“We are torn,” VanDerveer said. “Yes, we want to play. And yes, in our brain, we know it’s probably safer not to be traveling around. But we can’t be the outlier. There is a kind of cognitive dissonance. We know it’s not the best thing to be doing, but we’re doing it because everybody else is doing it.”
The game’s effervescent quality revealed itself in Sunday night’s otherwise pedestrian romp over winless California, when the Stanford sophomore Francesca Belibi casually threw down a one-handed dunk after a steal — the first by a woman in a college game since 2013.
VanDerveer much preferred that moment to the game’s immediate aftermath, when she whisked her players toward the locker room after they danced and cheered around her, making a modest spectacle.
At 67, she is uncertain how much longer she wants to coach.
She is enthusiastic about Stanford’s recruits, coyly notes that she will occasionally look up the ages of Krzyzewski (73) and Jim Boeheim (76), and said, “I have a lot of tread on my tire.” But she also had her curiosity piqued by a recent conversation with Muffet McGraw, who retired earlier this year after a distinguished career at Notre Dame. “I asked her how is it on the other side?” VanDerveer said. “She goes, ‘Tara, it’s great.’ I’m thinking, wow.”
If it is hard to imagine some coaches doing anything else, that is not the case with VanDerveer.
She learned to play the piano in middle age. She plays bridge for an hour each day on a laptop with her 93-year-old mother, Rita. She tries to walk her dogs every day when she is home. She swims at the Stanford pool (not blinking when the Olympic gold medalists Katie Ledecky and Simone Manuel are in the next lane), and, in a silver lining of the pandemic, she spent 93 days water skiing this summer at her vacation home in Chautauqua, N.Y.

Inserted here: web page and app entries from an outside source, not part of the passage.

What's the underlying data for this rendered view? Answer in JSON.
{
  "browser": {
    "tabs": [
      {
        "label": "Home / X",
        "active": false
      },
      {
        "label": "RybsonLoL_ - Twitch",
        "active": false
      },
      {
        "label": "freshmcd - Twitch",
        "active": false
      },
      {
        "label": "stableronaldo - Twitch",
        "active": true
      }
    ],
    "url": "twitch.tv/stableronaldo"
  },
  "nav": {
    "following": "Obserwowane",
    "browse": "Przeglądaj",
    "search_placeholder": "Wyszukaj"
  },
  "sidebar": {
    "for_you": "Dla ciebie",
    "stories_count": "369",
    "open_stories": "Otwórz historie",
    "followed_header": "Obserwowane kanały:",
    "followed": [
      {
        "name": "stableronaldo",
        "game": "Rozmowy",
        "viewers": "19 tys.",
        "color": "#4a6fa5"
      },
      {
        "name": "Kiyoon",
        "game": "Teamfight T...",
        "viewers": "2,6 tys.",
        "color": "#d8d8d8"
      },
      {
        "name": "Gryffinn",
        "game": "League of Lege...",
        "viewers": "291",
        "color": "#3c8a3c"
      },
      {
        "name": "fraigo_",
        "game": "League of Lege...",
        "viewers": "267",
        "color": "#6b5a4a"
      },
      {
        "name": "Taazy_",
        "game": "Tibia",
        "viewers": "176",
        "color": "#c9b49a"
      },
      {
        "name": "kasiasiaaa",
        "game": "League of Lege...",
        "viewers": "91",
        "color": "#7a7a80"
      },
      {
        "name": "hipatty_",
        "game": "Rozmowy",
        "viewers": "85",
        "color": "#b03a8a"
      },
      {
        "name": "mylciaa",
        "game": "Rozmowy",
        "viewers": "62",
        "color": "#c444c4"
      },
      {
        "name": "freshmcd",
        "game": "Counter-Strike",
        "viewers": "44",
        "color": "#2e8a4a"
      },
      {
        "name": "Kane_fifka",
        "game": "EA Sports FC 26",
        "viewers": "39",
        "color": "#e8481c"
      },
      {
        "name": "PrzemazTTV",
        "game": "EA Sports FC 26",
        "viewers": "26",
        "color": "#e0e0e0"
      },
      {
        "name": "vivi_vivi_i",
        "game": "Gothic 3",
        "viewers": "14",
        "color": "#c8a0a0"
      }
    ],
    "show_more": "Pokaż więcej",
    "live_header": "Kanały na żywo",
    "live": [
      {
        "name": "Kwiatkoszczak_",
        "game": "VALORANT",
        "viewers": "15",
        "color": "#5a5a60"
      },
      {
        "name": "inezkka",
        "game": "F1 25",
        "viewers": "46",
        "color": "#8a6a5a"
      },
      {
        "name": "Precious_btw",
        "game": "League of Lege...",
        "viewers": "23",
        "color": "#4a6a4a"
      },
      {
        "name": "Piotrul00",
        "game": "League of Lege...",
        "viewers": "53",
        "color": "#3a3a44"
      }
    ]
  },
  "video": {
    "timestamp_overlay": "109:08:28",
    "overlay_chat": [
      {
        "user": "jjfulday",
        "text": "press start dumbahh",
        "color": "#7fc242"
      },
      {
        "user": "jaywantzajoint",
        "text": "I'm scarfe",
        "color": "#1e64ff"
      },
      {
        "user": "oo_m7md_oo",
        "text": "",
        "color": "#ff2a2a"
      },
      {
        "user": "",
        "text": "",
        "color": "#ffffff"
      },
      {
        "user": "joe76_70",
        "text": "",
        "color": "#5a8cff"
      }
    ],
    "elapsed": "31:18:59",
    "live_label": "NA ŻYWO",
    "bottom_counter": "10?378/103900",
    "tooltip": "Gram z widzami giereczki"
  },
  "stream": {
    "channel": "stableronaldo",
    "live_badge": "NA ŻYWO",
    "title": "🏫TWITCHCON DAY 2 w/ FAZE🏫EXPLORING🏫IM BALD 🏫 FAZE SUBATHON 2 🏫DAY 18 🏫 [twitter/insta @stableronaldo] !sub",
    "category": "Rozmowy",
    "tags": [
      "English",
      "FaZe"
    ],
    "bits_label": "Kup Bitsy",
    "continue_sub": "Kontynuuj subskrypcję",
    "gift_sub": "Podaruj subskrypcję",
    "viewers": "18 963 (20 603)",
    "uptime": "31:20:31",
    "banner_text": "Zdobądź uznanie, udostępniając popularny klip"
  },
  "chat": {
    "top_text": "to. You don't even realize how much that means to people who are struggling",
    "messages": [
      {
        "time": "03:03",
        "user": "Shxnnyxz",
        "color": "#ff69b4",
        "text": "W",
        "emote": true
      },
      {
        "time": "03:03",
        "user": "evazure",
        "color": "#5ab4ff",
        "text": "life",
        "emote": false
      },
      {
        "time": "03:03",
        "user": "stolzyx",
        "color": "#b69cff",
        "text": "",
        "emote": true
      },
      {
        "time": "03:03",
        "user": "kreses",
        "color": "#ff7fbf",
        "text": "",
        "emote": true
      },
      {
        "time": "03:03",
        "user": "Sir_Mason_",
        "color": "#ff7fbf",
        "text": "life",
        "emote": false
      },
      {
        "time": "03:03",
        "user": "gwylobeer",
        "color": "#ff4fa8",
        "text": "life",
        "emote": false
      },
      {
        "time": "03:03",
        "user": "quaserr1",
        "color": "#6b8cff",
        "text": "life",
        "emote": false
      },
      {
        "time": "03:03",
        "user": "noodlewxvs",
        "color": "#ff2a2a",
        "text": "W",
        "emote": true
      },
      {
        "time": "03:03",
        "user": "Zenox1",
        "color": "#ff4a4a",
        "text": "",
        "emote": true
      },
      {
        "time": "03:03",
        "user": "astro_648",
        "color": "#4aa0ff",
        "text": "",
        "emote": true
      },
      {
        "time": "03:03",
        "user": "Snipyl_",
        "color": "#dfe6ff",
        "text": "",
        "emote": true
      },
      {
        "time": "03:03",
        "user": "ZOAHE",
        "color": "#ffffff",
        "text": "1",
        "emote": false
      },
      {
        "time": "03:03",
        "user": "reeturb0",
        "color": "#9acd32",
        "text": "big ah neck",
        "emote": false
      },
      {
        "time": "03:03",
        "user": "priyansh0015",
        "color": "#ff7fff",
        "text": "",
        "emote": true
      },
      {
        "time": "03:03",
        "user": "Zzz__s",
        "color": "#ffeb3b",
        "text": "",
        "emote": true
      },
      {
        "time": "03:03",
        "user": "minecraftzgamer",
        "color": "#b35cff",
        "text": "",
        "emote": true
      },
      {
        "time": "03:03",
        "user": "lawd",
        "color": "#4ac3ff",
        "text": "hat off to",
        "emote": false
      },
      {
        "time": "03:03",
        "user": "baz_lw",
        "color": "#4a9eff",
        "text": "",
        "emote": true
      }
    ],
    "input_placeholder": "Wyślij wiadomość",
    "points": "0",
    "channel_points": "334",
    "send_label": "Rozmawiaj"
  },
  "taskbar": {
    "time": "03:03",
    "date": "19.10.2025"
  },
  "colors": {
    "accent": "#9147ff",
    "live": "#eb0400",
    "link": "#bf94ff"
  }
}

She is likely to give up coaching not when it becomes a chore, she said, but when there is not enough time for everything else. But those are considerations for another day.
For now, she is preparing her players for the next game, striving to make the season so fun that the players do not want it to end. She is using whatever platform she has as a result of her latest milestone to encourage donations to food banks. “People are suffering,” VanDerveer said. “It’s hard to celebrate and be excited about something like a basketball game compared to people’s lives.”
She said she would start with a pledge of her own to a local food bank. She has yet to settle on a number — perhaps $10 per win. She is still working on the math.